Government Shut Down, Day 4: It's Officially Time to Get Angry

So how did we get here? Since October 1st the government has not granted itself the power to spend money, setting up the “government shut down” that we now face. It has meant that approximately 800,000 employees of the federal government (including my sister Lisa) cannot go to work and are not getting paid. It has meant that none of us can go to a national park like Yosemite or Yellowstone. We can’t apply for Social Security or watch the pandacam at the National Zoo.

It’s become a throwdown between members of Congress, but perhaps it bears looking at the background. The Constitution enumerates the powers of Congress in Article 1. Section 8 states that the Congress shall “have the Power to lay and collect Taxes, Duties, Imposts, and Exercises, to pay the Debts and and provide for the common Defence and general Welfare of the United States.” Section 9 states: “No Money shall be drawn from the Treasury, but in Consequence of Appropriations made by Law; and a regular Statement and Account of the receipts and Expenditures of all public Money shall be published from time to time.”

Since the 1921 Budget and Accounting Act, the President is required to submit a budget to Congress by February. If Congress passes the budget, it becomes law effective October 1st (the federal fiscal year is October 1st to September 30th). If they change it (ie, make amendments), it goes back to the President for his signature.

For much of the 20th Century this worked, but it began to fall apart toward the end of the century. As a matter of fact, it last worked in 1997. There is an excellent article in the Washington Post on this.

Since then, Congress has passed a series of “continuing resolutions” and “omnibus spending bills” that have continued funding of the government without ever developing a budget for federal spending. During that time Congress has passed all sorts of laws that have required them to spend money, including Medicare Part D.

During the administration of George W. Bush, federal spending increased from $1.86 trillion to $2.98 trillion. Much of it was devoted to national defense after 9/11 and his wars in Afghanistan and Iraq.

When Barack Obama was elected in 2008 he proposed the Affordable Care Act to expand health care to almost all Americans. It was passed by both houses of Congress and signed into law by President Obama on March 23, 2010. The Republican minority never liked this and pledged to repeal it if they had the chance. In 2012 they gained a majority in the House of Representatives but the Democrats retained the majority in the Senate and President Obama was re-elected in 2012.
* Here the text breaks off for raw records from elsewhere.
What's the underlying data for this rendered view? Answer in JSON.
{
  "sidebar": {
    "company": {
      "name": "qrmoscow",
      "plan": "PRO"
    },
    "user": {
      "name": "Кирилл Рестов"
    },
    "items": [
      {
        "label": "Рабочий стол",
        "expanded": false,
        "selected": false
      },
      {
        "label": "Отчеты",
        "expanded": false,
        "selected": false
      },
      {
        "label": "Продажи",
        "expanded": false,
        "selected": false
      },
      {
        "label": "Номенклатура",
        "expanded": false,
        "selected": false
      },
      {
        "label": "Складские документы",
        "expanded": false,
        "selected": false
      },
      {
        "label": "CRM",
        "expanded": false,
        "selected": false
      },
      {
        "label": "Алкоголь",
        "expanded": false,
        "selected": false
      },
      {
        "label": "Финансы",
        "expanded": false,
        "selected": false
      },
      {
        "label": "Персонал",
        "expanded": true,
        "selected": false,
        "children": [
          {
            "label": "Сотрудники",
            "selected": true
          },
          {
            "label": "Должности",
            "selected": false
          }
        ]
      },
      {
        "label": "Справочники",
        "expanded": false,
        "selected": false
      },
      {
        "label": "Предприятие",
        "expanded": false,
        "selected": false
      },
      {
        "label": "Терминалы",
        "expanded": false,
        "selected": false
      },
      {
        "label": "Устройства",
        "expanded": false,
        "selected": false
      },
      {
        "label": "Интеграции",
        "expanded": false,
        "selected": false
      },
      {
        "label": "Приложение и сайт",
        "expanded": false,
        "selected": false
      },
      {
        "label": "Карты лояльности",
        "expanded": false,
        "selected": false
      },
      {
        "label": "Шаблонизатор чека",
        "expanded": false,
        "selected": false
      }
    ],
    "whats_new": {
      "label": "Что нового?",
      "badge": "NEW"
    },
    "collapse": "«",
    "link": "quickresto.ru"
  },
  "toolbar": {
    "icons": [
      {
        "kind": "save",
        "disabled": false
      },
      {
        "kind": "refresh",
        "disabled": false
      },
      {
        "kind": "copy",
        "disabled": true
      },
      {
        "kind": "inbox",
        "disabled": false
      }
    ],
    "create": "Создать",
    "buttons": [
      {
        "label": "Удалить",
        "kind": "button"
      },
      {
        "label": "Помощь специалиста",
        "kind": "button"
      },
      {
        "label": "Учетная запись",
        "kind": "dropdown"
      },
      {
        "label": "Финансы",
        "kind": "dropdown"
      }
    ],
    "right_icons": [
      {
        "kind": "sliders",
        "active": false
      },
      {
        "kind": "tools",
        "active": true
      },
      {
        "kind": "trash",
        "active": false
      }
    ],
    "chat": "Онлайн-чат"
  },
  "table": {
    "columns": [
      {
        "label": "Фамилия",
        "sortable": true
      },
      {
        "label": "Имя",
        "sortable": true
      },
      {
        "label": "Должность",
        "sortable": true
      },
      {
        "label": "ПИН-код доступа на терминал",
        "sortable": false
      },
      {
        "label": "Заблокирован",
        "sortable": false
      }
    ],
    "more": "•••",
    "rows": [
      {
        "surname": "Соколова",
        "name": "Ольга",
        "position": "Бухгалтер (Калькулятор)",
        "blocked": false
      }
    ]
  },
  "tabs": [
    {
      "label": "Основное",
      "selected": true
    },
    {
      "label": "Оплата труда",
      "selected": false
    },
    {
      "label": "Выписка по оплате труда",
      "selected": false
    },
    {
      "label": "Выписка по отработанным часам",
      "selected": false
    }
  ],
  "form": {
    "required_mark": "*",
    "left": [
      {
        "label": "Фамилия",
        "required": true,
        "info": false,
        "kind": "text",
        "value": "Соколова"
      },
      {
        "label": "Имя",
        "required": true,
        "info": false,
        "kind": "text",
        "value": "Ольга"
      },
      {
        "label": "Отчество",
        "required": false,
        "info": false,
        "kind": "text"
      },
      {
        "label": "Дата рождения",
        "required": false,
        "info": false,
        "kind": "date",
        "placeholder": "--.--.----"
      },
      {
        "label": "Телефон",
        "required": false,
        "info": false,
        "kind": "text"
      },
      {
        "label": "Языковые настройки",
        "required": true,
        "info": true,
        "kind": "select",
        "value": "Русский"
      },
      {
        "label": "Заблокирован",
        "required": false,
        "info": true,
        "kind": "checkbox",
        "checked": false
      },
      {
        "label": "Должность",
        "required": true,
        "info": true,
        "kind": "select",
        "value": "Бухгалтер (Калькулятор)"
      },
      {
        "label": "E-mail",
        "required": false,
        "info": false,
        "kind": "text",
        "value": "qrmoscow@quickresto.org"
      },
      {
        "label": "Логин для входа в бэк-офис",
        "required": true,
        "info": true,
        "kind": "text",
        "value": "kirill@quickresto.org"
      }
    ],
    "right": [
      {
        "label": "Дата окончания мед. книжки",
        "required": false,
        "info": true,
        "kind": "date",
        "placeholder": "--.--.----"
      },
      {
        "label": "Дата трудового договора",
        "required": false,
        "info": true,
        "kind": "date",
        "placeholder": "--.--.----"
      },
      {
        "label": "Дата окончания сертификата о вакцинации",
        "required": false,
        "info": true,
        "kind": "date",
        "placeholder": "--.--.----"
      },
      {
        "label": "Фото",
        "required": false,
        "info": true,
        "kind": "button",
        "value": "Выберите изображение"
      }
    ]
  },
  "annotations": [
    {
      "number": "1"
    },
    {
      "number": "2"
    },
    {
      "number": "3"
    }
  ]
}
Any law that is passed can be repealed, but since both the Senate and the President support the ACA, this won’t happen. The crux of the current government shut down lies in this: the Republican majority in the House of Representatives refuses to entertain a budget or pass a continuing resolution to keep the government funded unless the ACA is “defunded.” By defunding it they essentially say that whether it’s the law of the land or not, Congress will not pay for it. This has the effect of blocking the law without repealing it.

It’s a misuse of their power. Whenever Congress passes a law they make a pledge that they will pay for it, in much the same way I promise to pay for anything I charge on my credit card. By defunding a bill that was legally passed they are no better than someone who takes out a credit card with no intention of paying for what they buy.

It’s time for us to get angry and demand accountability. I understand that the Republican majority in Congress doesn’t like the ACA, but I didn’t like the Patriot Act [sic]. That doesn’t mean that I wanted Speaker Nancy Pelosi to shut down the government and put 800,000 people out of work until it was repealed.

The government needs to go back to work and the Republicans need to understand that they don’t get to hold the rest of us hostage.